I’ve wondered what Joe Sacco was doing with himself recently. He hasn’t published a major work since Safe Area Gorazde in 2000, and not even any new minor work since The Fixer in 2003. Well, now I know: for the last eight years he’s been working on Footnotes in Gaza, the most important comic of 2009 or 2010. (Depending on how you count it. It’s listed with a publication date of December 2009, but I’ve only seen it in stores beginning two weeks ago.)
Back in 2002, during the lead-up to the Iraq war and in its earliest days, Joe Sacco was in the southernmost part of Gaza, close to the Egyptian border, interviewing survivors of two events from the war between Israel and Egypt in 1956. One of these, as reported by survivors, was a simple massacre: many of the men in a town and adjoining refugee camp were lined up and shot. The second is more complicated. Israeli soldiers gathered all the men in a second town and refugee camp and selected those they thought were fighting for Egypt to be bussed to a prison. During the course of the day some men were shot for not following orders or beaten to death.
Interwoven with these accounts are Sacco’s observations of life in Gaza as he travels around those refugee camps conducting interviews with old survivors. It’s a sad, cramped place whose residents are not only angry at Israel, for shooting at them and bulldozing their homes, but also at the Palestinian Authority, for selling them out, and often at Hamas and other militants for attracting Israeli guns, tanks, and rockets to their neighborhoods. (2002, remember, was considerably before the Bush administration egged the Palestinian Authority into the armed conflict with Hamas that lost them all control over Gaza.) We see the same neighborhoods in their 1956 incarnations, as fairly new UN refugee camps, and in their much more built-up and crowded 2002 aspects, filled with teenagers who have never lived in a normal place and have nothing to do but follow Sacco around and make trouble.

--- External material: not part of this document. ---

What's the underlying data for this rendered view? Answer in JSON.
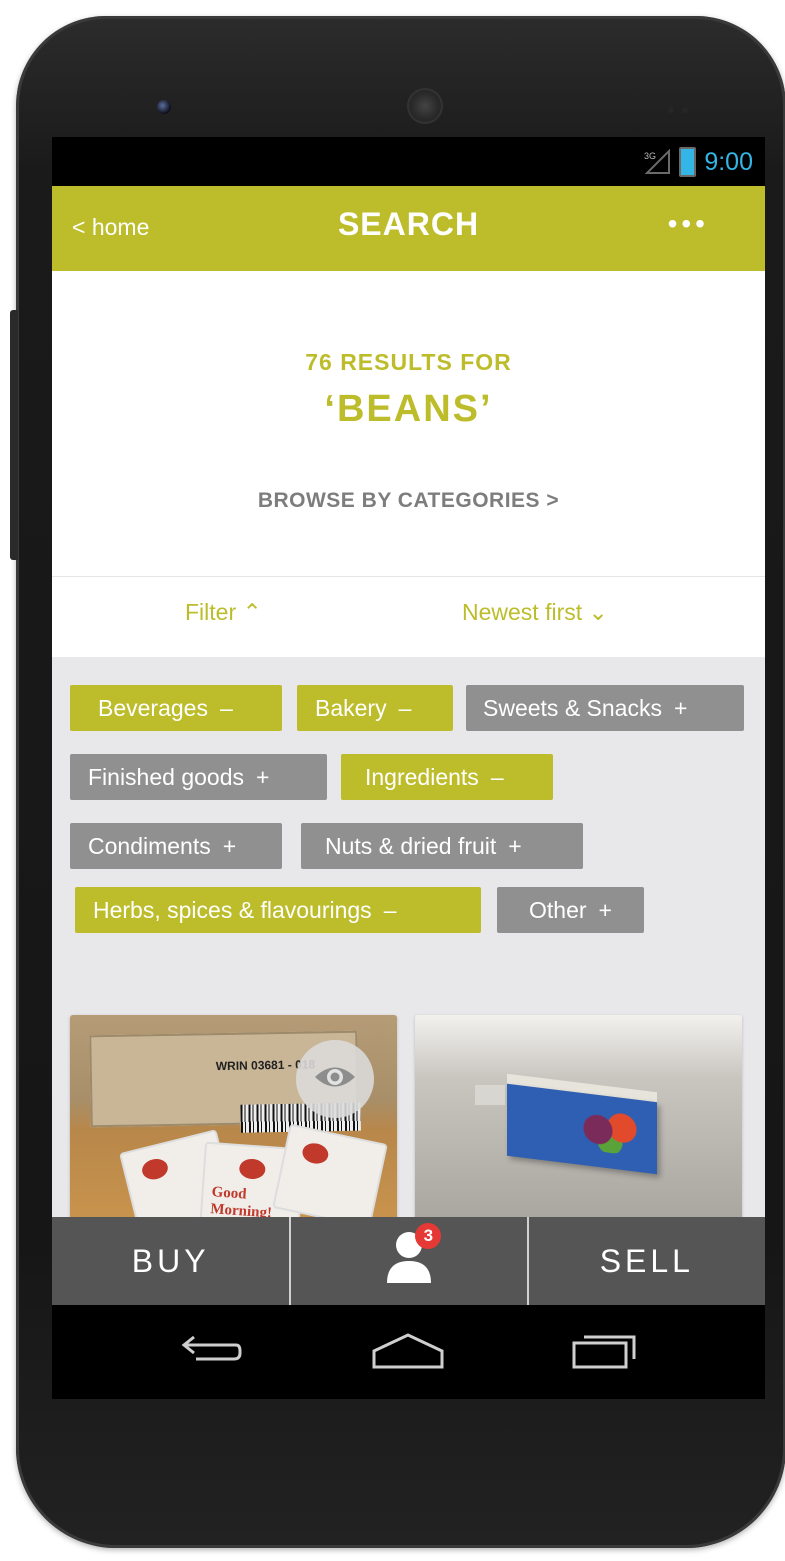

There is nothing intrinsically important about the two events that have drawn Sacco’s attention. They are two small war crimes in a 50-year war full of crimes on both sides. But consciously or not, by reconstructing events from eyewitness testimony Sacco echoes every Holocaust documentary since and most especially including Shoah. It is jarring to see young Jews, some of them surely child Holocaust survivors or the children of survivors, conducting roundups and lining up men against walls barely ten years after World War II.
There is no way a book like this could avoid being an accusation against the state of Israel, though Sacco does include un-cartooned interviews and documents in appendices to provide Israeli perspectives on the past and current events he depicts. And there is perhaps no way to recommend it as strongly as I would like to without taking part in that accusation. But my own reaction, for what it’s worth, was closest to the perspective of John Sayles’ Men with Guns: it’s true that there are two sides to any conflict, but they aren’t the two sides fighting, they are the men with guns and the people without. All young men grouped and trained to kill are monsters.